THE PROBLEM
In the entries below, some lines hold the string "JSON"; please say how many, giving the number and nothing else.

[Start of Attachment]

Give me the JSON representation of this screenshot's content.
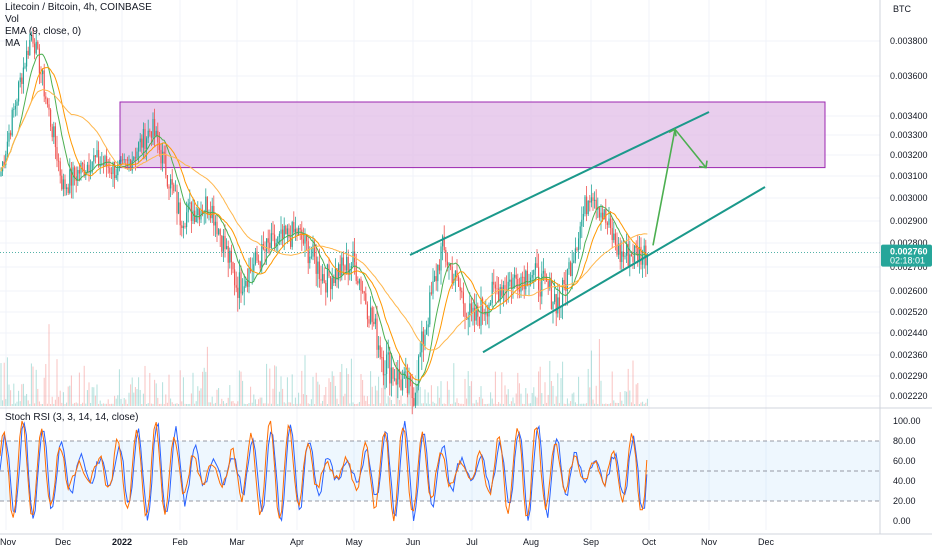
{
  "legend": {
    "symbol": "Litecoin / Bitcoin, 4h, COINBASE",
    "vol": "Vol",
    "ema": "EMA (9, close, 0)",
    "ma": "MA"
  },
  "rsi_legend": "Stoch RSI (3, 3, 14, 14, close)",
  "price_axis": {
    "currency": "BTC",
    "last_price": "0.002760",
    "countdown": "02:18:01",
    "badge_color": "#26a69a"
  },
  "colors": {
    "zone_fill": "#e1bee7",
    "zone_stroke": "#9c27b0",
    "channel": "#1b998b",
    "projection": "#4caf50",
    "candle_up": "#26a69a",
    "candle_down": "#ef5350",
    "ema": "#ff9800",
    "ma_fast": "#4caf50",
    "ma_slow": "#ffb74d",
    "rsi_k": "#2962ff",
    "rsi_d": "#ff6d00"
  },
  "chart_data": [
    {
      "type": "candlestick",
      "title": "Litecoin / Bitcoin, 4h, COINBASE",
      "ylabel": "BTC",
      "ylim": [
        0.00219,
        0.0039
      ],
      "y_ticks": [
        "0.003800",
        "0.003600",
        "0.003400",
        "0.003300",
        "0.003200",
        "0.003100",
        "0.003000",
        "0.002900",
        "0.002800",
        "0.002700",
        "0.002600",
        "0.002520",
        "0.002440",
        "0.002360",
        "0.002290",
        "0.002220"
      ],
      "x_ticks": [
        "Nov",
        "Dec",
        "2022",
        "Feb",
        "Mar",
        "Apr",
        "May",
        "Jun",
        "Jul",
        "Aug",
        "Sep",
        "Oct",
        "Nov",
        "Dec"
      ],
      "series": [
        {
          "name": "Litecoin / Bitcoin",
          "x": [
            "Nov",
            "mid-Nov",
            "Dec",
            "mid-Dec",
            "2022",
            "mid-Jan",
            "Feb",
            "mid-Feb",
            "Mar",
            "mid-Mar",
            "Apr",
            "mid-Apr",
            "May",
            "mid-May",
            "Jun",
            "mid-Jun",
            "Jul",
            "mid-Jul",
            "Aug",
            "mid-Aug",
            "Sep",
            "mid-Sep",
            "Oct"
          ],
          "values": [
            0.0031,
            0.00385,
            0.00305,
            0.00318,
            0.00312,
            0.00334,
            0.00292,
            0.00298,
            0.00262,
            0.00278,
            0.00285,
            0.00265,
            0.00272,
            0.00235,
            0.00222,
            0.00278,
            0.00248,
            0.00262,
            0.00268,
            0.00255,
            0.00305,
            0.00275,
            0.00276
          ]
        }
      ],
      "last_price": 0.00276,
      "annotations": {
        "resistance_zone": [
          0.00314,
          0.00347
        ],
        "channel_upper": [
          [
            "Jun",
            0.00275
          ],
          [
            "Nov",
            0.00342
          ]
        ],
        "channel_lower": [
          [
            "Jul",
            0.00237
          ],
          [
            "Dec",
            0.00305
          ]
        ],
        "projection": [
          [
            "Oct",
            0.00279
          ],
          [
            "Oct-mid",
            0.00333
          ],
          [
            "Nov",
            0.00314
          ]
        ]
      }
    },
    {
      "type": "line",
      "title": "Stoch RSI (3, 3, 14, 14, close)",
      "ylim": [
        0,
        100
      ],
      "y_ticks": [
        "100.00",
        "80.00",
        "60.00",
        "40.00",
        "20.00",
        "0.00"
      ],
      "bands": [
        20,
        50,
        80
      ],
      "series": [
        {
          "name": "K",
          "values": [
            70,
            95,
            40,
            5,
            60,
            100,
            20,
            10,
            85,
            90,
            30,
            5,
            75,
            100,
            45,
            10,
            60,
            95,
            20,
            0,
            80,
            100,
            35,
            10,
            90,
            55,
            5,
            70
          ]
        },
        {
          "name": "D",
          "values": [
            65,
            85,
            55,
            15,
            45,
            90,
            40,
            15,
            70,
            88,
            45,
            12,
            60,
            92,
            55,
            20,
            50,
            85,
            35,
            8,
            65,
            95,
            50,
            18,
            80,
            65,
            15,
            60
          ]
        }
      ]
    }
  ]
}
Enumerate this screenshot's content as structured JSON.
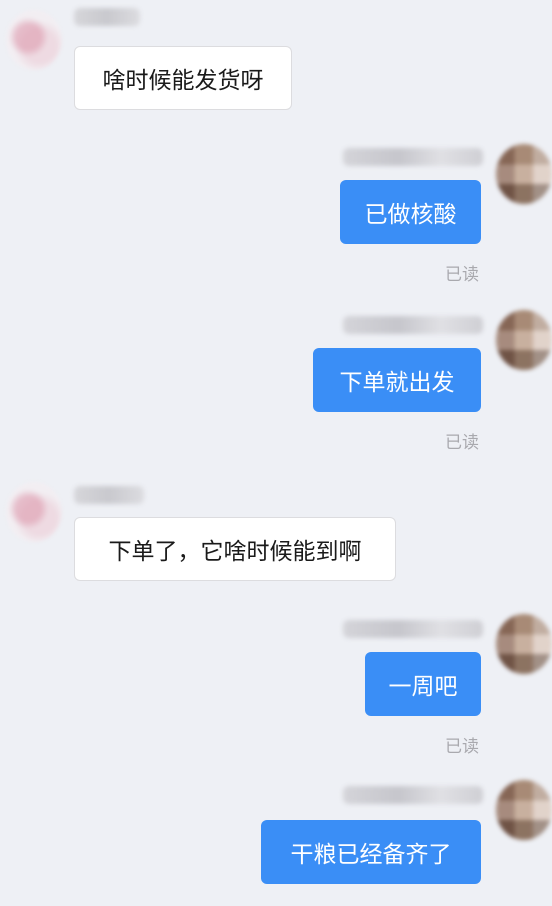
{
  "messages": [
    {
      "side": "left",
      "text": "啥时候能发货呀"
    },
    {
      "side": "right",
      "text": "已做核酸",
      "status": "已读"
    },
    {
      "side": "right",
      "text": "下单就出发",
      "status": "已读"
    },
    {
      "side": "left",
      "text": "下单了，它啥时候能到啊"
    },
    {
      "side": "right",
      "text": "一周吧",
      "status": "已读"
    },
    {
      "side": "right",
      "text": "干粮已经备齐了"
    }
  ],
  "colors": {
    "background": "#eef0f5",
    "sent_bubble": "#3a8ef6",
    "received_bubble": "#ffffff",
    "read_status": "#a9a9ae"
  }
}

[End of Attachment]
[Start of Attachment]

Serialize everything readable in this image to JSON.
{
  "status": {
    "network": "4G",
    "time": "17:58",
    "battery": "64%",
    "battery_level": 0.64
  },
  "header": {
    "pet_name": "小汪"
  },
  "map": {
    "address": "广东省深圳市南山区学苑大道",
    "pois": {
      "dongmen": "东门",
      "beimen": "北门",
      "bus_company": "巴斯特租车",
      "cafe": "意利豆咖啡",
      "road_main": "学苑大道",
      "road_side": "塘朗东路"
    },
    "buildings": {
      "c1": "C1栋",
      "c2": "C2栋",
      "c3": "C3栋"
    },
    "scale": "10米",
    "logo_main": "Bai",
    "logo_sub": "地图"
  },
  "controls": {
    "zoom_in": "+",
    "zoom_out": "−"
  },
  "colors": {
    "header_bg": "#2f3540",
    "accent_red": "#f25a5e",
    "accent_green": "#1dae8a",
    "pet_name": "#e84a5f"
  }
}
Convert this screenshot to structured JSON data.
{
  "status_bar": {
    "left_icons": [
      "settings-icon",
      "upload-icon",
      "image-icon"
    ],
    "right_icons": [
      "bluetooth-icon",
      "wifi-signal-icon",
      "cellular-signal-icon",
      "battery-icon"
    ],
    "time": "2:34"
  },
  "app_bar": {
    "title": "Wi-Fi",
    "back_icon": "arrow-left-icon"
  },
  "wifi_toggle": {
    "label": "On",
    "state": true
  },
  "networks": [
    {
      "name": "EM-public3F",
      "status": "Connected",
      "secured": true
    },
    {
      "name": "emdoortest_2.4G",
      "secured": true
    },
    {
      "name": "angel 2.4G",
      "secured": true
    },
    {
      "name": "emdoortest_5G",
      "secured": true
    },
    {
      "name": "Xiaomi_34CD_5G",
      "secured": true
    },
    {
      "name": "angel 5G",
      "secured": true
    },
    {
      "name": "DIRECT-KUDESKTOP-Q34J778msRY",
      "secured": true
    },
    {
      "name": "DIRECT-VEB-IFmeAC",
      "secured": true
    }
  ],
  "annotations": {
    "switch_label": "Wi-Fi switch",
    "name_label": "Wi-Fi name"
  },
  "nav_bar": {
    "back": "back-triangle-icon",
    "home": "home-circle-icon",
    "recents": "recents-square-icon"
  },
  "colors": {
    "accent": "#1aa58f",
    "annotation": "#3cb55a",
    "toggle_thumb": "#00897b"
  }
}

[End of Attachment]

RESULT FOR THIS EXERCISE
4